[Collected data]
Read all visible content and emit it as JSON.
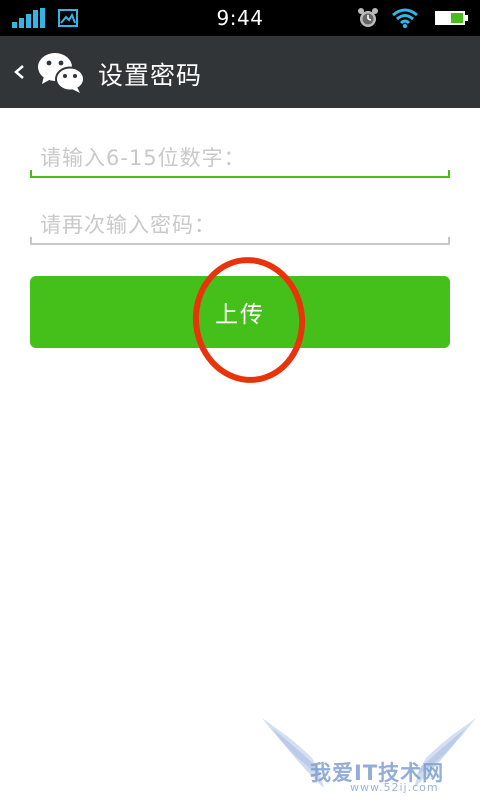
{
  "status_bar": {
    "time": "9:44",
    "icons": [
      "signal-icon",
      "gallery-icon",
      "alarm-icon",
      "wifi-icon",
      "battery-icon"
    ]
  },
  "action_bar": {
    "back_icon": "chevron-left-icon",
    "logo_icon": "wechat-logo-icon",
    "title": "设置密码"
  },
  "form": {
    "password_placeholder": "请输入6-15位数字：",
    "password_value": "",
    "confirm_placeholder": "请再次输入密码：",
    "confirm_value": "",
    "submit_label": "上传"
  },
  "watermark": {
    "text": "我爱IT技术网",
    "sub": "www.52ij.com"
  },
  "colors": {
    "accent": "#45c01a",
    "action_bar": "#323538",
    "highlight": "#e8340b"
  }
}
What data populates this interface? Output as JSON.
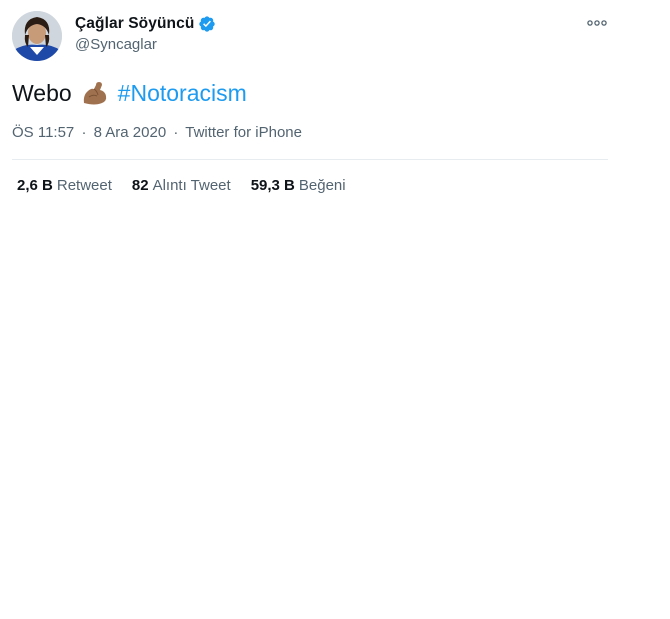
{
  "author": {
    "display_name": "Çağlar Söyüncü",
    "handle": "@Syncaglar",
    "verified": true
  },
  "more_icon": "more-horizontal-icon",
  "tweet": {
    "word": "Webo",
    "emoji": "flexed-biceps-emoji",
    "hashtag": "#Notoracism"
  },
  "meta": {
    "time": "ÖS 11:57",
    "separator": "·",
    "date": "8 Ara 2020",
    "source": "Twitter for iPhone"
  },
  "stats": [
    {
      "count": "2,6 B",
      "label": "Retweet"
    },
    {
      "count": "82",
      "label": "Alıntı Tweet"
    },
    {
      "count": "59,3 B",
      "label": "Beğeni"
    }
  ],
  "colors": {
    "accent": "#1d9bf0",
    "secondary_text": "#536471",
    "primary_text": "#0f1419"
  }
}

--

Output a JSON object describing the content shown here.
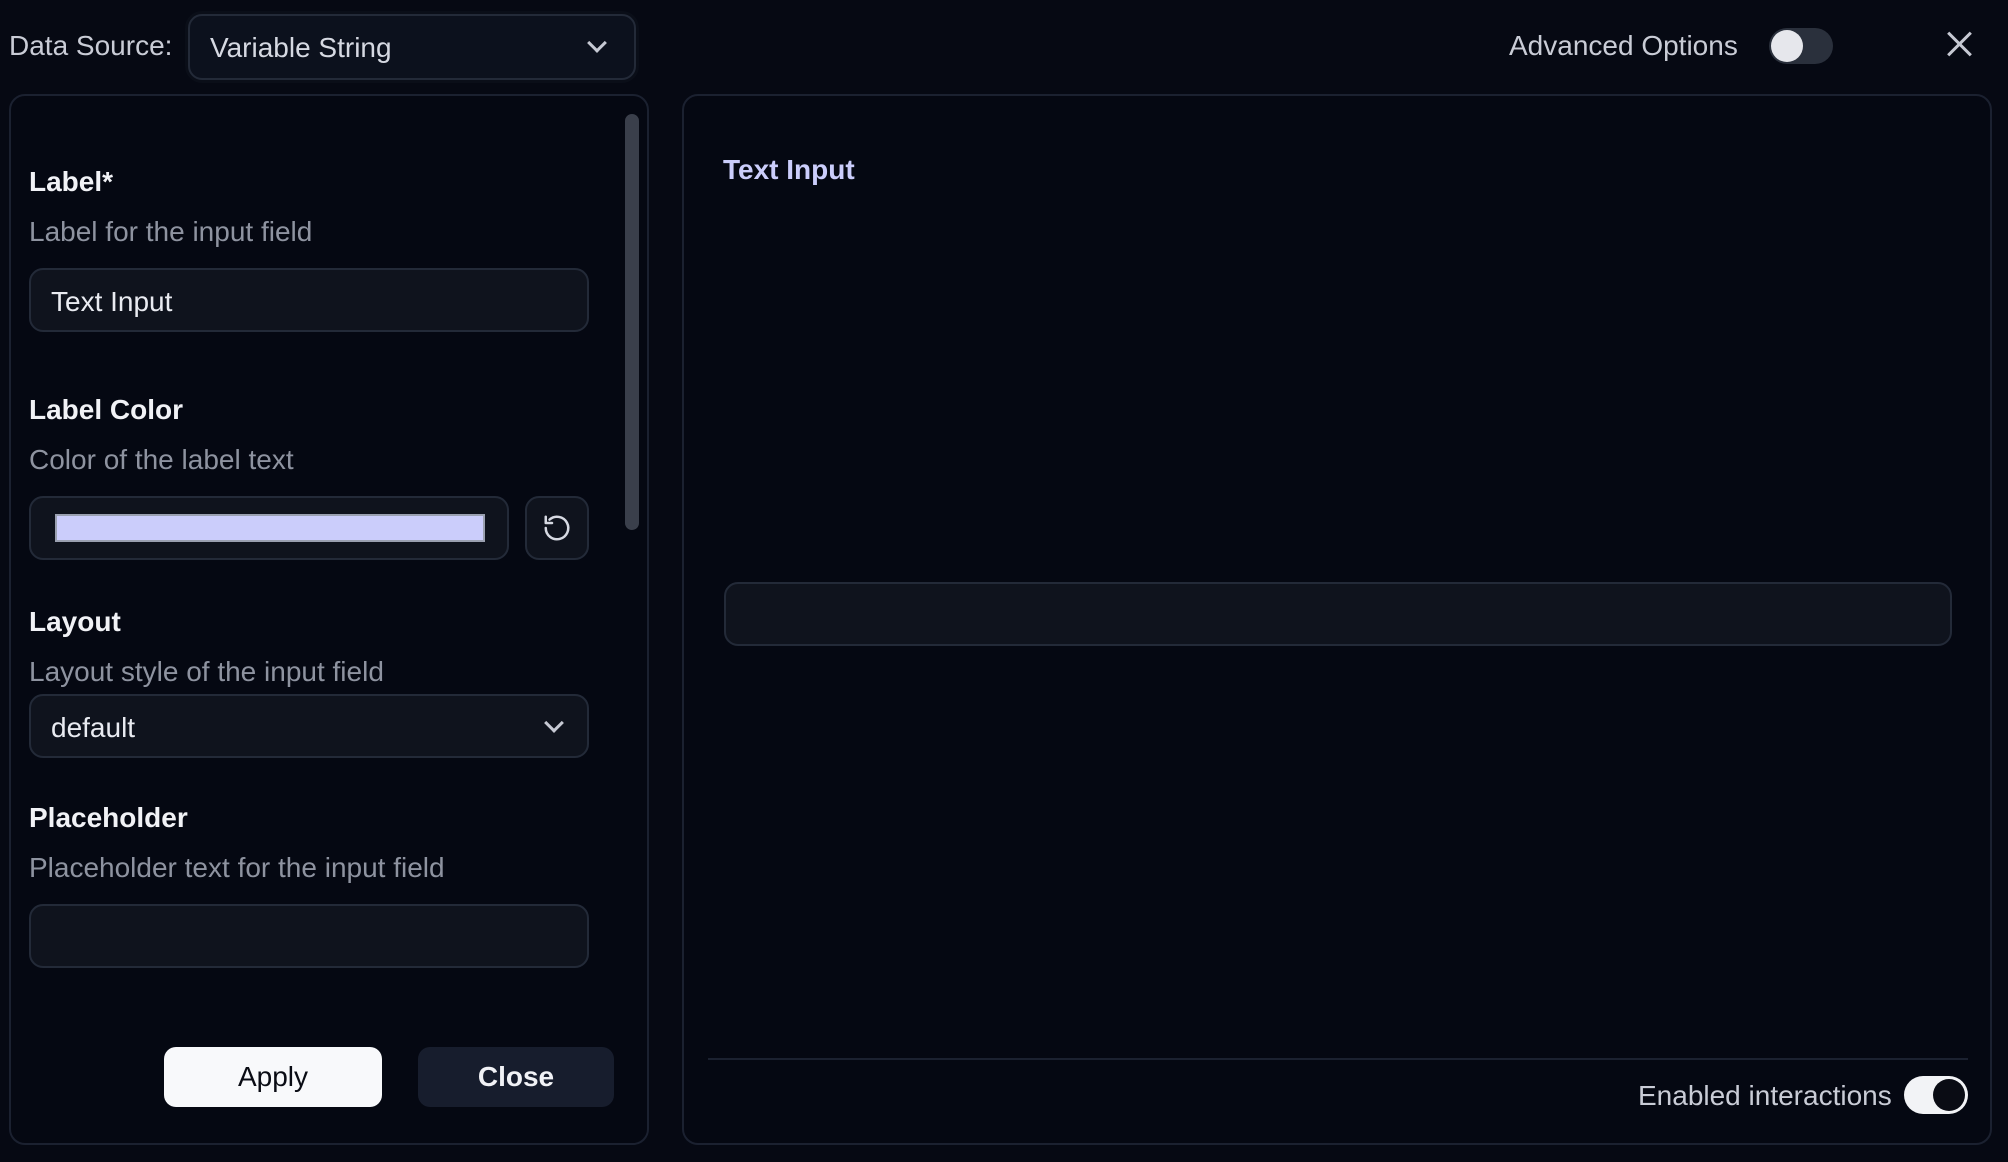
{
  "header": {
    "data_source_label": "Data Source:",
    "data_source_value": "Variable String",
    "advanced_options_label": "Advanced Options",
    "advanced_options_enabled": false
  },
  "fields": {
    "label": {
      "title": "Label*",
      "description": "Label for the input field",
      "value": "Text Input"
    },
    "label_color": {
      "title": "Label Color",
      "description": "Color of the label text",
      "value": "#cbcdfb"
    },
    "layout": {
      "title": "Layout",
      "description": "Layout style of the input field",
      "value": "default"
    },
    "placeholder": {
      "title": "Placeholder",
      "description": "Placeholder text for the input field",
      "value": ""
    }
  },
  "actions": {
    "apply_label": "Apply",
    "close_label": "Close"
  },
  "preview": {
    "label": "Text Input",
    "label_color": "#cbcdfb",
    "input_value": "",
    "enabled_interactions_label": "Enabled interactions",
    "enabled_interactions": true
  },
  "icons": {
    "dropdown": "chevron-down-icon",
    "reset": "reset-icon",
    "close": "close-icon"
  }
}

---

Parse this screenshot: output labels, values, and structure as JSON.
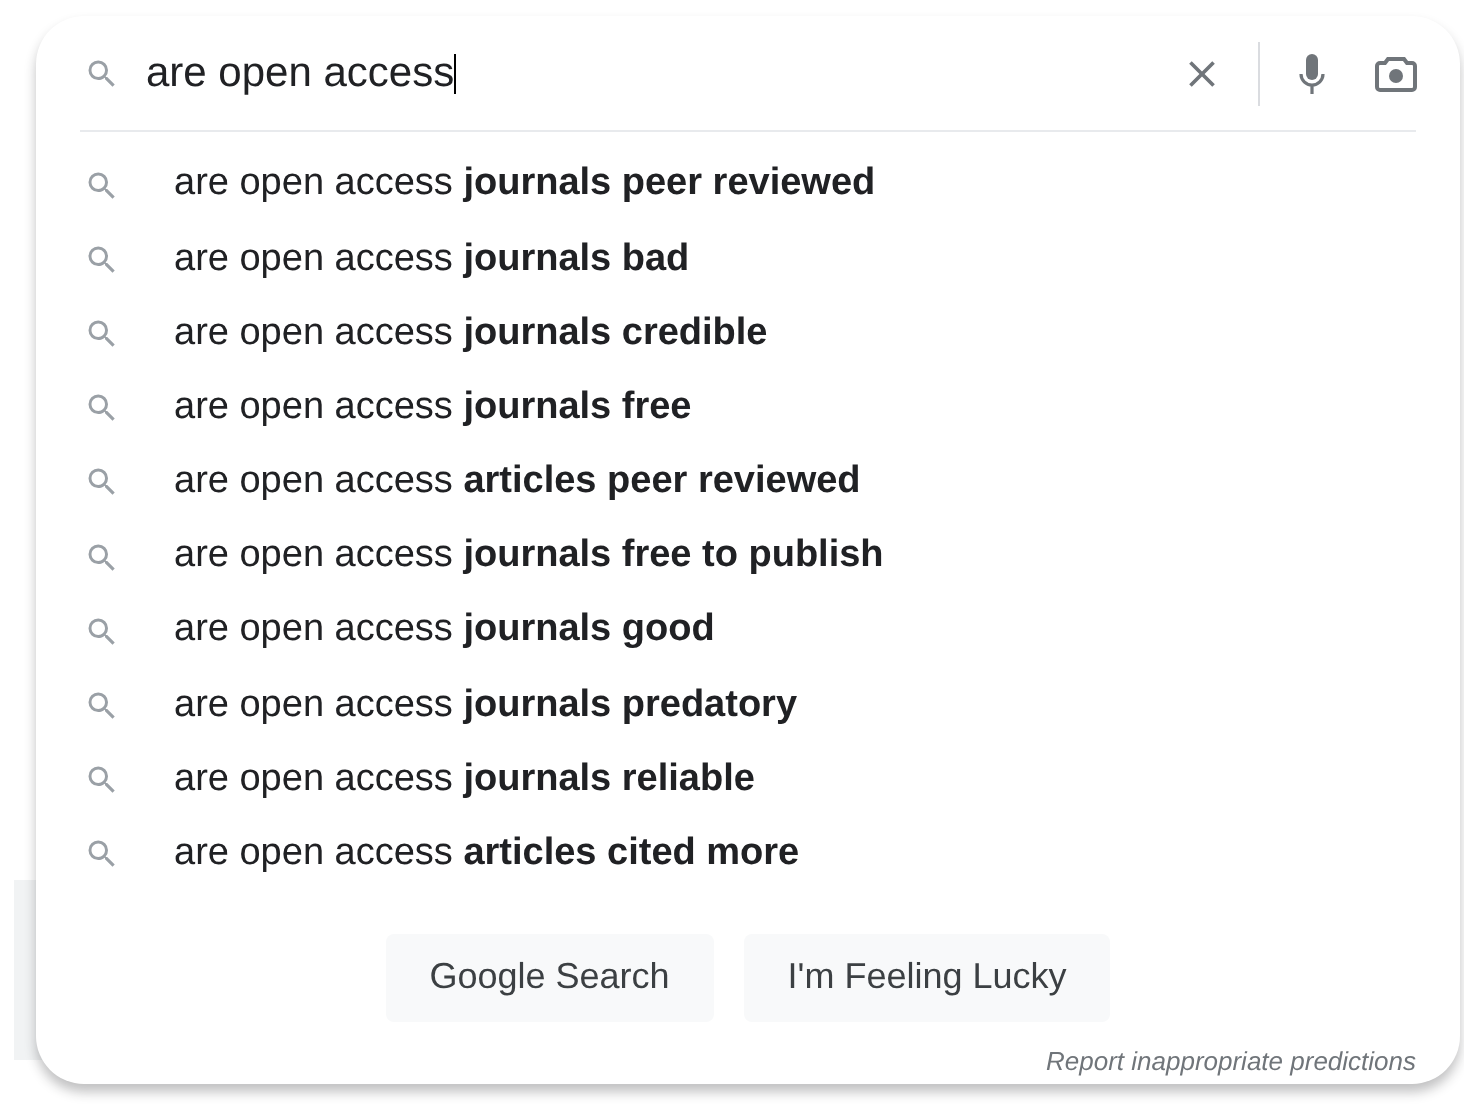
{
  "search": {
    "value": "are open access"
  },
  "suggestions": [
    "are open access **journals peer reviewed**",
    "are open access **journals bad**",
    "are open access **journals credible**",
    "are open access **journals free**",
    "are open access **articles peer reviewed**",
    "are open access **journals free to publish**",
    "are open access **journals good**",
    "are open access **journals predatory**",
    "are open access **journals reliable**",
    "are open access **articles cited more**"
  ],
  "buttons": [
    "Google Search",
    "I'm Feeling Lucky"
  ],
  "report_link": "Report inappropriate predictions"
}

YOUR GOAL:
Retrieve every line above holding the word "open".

EXERCISE SOLUTION:
    "value": "are open access"
    "are open access **journals peer reviewed**",
    "are open access **journals bad**",
    "are open access **journals credible**",
    "are open access **journals free**",
    "are open access **articles peer reviewed**",
    "are open access **journals free to publish**",
    "are open access **journals good**",
    "are open access **journals predatory**",
    "are open access **journals reliable**",
    "are open access **articles cited more**"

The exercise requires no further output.